And Banks has created one of the most utopian of utopias: a galaxy-spanning civilization that’s ruled by benevolent machine intelligences who let people pretty much do whatever they want; a world where people can be anything, have anything, look like anything, do anything, and live for damn near forever.

My impression is that most of the Culture novels are about people from this civlization, the Culture, butting up against other not-so-enlightened civilizations that surround them, but I’m not sure yet, since I haven’t read any of those novels. Anyway, that’s definitely the case with this one: it’s about one of the galaxy’s top game-players (think the Gary Kasparov of this galaxy) being dispatched to an empire in another galaxy that is entirely organized around a game called Azad (which, by the way, is the Hindi/Urdu/Farsi/etc word for ‘Free’).

So far, the character story is a bit thin: it’s the typical bit about the ennui of the immortal. But the universe is lush and filled with interesting things. There’s a liveliness to life in the Culture that is at odds with the world-weariness of the main character: people want things. Even the main character wants things, even if he doesn’t quite know what they are. There are stakes, even if they’re only in terms of things like reputations.
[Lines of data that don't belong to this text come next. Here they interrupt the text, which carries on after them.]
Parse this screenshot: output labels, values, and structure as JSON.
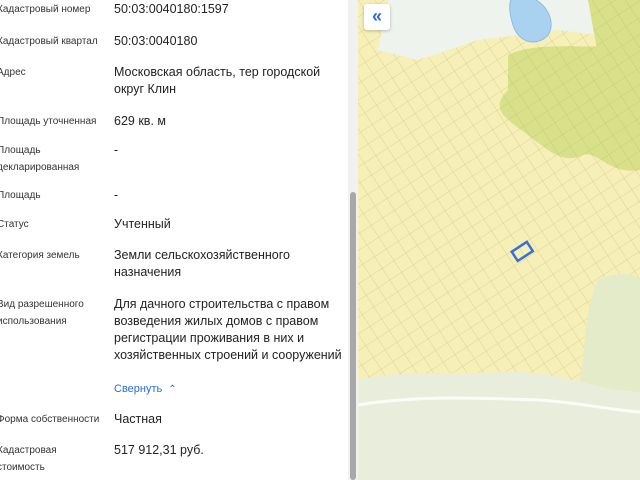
{
  "properties": [
    {
      "label": "Кадастровый номер",
      "value": "50:03:0040180:1597"
    },
    {
      "label": "Кадастровый квартал",
      "value": "50:03:0040180"
    },
    {
      "label": "Адрес",
      "value": "Московская область, тер городской округ Клин"
    },
    {
      "label": "Площадь уточненная",
      "value": "629 кв. м"
    },
    {
      "label": "Площадь декларированная",
      "value": "-"
    },
    {
      "label": "Площадь",
      "value": "-"
    },
    {
      "label": "Статус",
      "value": "Учтенный"
    },
    {
      "label": "Категория земель",
      "value": "Земли сельскохозяйственного назначения"
    },
    {
      "label": "Вид разрешенного использования",
      "value": "Для дачного строительства с правом возведения жилых домов с правом регистрации проживания в них и хозяйственных строений и сооружений"
    },
    {
      "label": "Форма собственности",
      "value": "Частная"
    },
    {
      "label": "Кадастровая стоимость",
      "value": "517 912,31 руб."
    }
  ],
  "collapse_link": {
    "label": "Свернуть",
    "icon": "chevron-up-icon"
  },
  "map": {
    "collapse_button": {
      "label": "«",
      "icon": "double-chevron-left-icon"
    },
    "colors": {
      "parcel_fill": "#f6efb8",
      "forest": "#d9e08a",
      "water": "#a8d2f0",
      "selected_outline": "#3a6fd8",
      "grid": "#d6c98a"
    }
  }
}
Anyway, I am enjoying it, and I haven’t even gotten to the ‘interacting with aliens’ part of it yet.